Website and app data records:
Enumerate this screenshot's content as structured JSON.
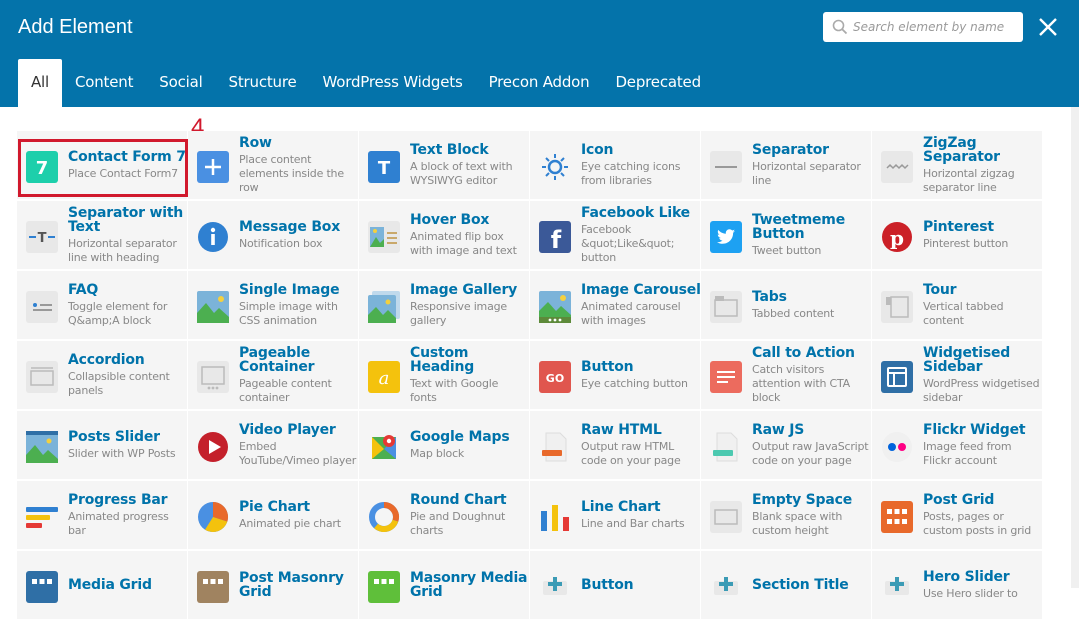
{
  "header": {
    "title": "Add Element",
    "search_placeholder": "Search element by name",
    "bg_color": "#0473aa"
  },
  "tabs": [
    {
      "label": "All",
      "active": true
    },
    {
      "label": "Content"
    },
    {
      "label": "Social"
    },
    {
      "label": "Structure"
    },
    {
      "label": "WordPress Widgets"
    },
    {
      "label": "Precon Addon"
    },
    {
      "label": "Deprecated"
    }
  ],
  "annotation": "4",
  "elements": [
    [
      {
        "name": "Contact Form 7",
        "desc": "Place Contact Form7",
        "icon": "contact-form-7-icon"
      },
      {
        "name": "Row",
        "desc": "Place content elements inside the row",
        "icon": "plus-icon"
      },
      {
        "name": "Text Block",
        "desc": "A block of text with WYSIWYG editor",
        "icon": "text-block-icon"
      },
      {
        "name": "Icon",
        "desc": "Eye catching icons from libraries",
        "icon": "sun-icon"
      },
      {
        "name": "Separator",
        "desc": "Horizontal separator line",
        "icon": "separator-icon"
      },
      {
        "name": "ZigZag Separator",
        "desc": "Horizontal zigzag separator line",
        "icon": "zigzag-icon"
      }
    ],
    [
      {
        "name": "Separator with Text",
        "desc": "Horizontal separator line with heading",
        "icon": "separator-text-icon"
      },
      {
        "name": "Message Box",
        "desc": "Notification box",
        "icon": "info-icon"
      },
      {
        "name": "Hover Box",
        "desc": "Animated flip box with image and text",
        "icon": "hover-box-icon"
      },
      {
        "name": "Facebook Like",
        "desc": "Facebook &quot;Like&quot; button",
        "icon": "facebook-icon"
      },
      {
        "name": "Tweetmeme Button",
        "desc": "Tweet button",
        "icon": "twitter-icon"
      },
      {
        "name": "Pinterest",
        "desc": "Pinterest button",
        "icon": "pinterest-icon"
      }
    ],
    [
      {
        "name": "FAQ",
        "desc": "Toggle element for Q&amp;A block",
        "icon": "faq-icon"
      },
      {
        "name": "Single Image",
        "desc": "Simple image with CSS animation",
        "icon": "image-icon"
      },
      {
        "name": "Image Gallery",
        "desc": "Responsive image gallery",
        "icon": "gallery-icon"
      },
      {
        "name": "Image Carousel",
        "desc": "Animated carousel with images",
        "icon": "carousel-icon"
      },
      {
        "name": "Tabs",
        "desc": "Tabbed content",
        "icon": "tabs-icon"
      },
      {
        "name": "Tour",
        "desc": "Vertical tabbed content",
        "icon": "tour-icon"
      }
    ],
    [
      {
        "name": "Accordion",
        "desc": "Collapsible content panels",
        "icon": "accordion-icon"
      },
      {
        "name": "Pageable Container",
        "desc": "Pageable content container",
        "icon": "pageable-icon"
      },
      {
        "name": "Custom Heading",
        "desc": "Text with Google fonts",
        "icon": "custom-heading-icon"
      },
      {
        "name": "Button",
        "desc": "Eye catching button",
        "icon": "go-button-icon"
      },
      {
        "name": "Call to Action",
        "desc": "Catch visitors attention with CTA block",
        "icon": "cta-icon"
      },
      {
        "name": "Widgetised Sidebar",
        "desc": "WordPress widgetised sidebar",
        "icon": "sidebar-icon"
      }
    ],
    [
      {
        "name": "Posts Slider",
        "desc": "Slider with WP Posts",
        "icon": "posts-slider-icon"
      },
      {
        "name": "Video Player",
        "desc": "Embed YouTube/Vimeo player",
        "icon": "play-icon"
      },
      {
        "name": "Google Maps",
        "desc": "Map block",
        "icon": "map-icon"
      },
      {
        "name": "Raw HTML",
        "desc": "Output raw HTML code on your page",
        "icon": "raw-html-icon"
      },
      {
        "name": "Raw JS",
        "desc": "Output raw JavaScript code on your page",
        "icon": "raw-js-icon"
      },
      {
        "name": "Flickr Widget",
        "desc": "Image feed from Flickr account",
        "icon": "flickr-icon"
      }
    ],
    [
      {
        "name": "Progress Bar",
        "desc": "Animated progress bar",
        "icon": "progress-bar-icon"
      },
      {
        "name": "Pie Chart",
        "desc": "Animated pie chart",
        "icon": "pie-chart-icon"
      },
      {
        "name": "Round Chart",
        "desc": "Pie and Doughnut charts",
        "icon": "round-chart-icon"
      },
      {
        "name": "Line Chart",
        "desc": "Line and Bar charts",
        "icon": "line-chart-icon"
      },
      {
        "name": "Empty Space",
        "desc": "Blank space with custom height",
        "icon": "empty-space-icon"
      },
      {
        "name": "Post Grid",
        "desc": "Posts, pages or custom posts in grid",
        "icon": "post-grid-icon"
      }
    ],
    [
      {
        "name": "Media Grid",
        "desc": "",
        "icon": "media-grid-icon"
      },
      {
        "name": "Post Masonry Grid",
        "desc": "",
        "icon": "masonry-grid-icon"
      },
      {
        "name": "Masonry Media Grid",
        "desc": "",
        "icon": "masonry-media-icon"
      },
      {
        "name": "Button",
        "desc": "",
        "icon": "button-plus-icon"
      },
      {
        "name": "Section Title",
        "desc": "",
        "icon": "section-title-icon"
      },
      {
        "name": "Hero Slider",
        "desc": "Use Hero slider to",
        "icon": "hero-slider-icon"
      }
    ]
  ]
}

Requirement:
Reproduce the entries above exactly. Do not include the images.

Response box:
Enumerate this screenshot's content as structured JSON.
{
  "header": {
    "title": "Add Element",
    "search_placeholder": "Search element by name",
    "bg_color": "#0473aa"
  },
  "tabs": [
    {
      "label": "All",
      "active": true
    },
    {
      "label": "Content"
    },
    {
      "label": "Social"
    },
    {
      "label": "Structure"
    },
    {
      "label": "WordPress Widgets"
    },
    {
      "label": "Precon Addon"
    },
    {
      "label": "Deprecated"
    }
  ],
  "annotation": "4",
  "elements": [
    [
      {
        "name": "Contact Form 7",
        "desc": "Place Contact Form7",
        "icon": "contact-form-7-icon"
      },
      {
        "name": "Row",
        "desc": "Place content elements inside the row",
        "icon": "plus-icon"
      },
      {
        "name": "Text Block",
        "desc": "A block of text with WYSIWYG editor",
        "icon": "text-block-icon"
      },
      {
        "name": "Icon",
        "desc": "Eye catching icons from libraries",
        "icon": "sun-icon"
      },
      {
        "name": "Separator",
        "desc": "Horizontal separator line",
        "icon": "separator-icon"
      },
      {
        "name": "ZigZag Separator",
        "desc": "Horizontal zigzag separator line",
        "icon": "zigzag-icon"
      }
    ],
    [
      {
        "name": "Separator with Text",
        "desc": "Horizontal separator line with heading",
        "icon": "separator-text-icon"
      },
      {
        "name": "Message Box",
        "desc": "Notification box",
        "icon": "info-icon"
      },
      {
        "name": "Hover Box",
        "desc": "Animated flip box with image and text",
        "icon": "hover-box-icon"
      },
      {
        "name": "Facebook Like",
        "desc": "Facebook &quot;Like&quot; button",
        "icon": "facebook-icon"
      },
      {
        "name": "Tweetmeme Button",
        "desc": "Tweet button",
        "icon": "twitter-icon"
      },
      {
        "name": "Pinterest",
        "desc": "Pinterest button",
        "icon": "pinterest-icon"
      }
    ],
    [
      {
        "name": "FAQ",
        "desc": "Toggle element for Q&amp;A block",
        "icon": "faq-icon"
      },
      {
        "name": "Single Image",
        "desc": "Simple image with CSS animation",
        "icon": "image-icon"
      },
      {
        "name": "Image Gallery",
        "desc": "Responsive image gallery",
        "icon": "gallery-icon"
      },
      {
        "name": "Image Carousel",
        "desc": "Animated carousel with images",
        "icon": "carousel-icon"
      },
      {
        "name": "Tabs",
        "desc": "Tabbed content",
        "icon": "tabs-icon"
      },
      {
        "name": "Tour",
        "desc": "Vertical tabbed content",
        "icon": "tour-icon"
      }
    ],
    [
      {
        "name": "Accordion",
        "desc": "Collapsible content panels",
        "icon": "accordion-icon"
      },
      {
        "name": "Pageable Container",
        "desc": "Pageable content container",
        "icon": "pageable-icon"
      },
      {
        "name": "Custom Heading",
        "desc": "Text with Google fonts",
        "icon": "custom-heading-icon"
      },
      {
        "name": "Button",
        "desc": "Eye catching button",
        "icon": "go-button-icon"
      },
      {
        "name": "Call to Action",
        "desc": "Catch visitors attention with CTA block",
        "icon": "cta-icon"
      },
      {
        "name": "Widgetised Sidebar",
        "desc": "WordPress widgetised sidebar",
        "icon": "sidebar-icon"
      }
    ],
    [
      {
        "name": "Posts Slider",
        "desc": "Slider with WP Posts",
        "icon": "posts-slider-icon"
      },
      {
        "name": "Video Player",
        "desc": "Embed YouTube/Vimeo player",
        "icon": "play-icon"
      },
      {
        "name": "Google Maps",
        "desc": "Map block",
        "icon": "map-icon"
      },
      {
        "name": "Raw HTML",
        "desc": "Output raw HTML code on your page",
        "icon": "raw-html-icon"
      },
      {
        "name": "Raw JS",
        "desc": "Output raw JavaScript code on your page",
        "icon": "raw-js-icon"
      },
      {
        "name": "Flickr Widget",
        "desc": "Image feed from Flickr account",
        "icon": "flickr-icon"
      }
    ],
    [
      {
        "name": "Progress Bar",
        "desc": "Animated progress bar",
        "icon": "progress-bar-icon"
      },
      {
        "name": "Pie Chart",
        "desc": "Animated pie chart",
        "icon": "pie-chart-icon"
      },
      {
        "name": "Round Chart",
        "desc": "Pie and Doughnut charts",
        "icon": "round-chart-icon"
      },
      {
        "name": "Line Chart",
        "desc": "Line and Bar charts",
        "icon": "line-chart-icon"
      },
      {
        "name": "Empty Space",
        "desc": "Blank space with custom height",
        "icon": "empty-space-icon"
      },
      {
        "name": "Post Grid",
        "desc": "Posts, pages or custom posts in grid",
        "icon": "post-grid-icon"
      }
    ],
    [
      {
        "name": "Media Grid",
        "desc": "",
        "icon": "media-grid-icon"
      },
      {
        "name": "Post Masonry Grid",
        "desc": "",
        "icon": "masonry-grid-icon"
      },
      {
        "name": "Masonry Media Grid",
        "desc": "",
        "icon": "masonry-media-icon"
      },
      {
        "name": "Button",
        "desc": "",
        "icon": "button-plus-icon"
      },
      {
        "name": "Section Title",
        "desc": "",
        "icon": "section-title-icon"
      },
      {
        "name": "Hero Slider",
        "desc": "Use Hero slider to",
        "icon": "hero-slider-icon"
      }
    ]
  ]
}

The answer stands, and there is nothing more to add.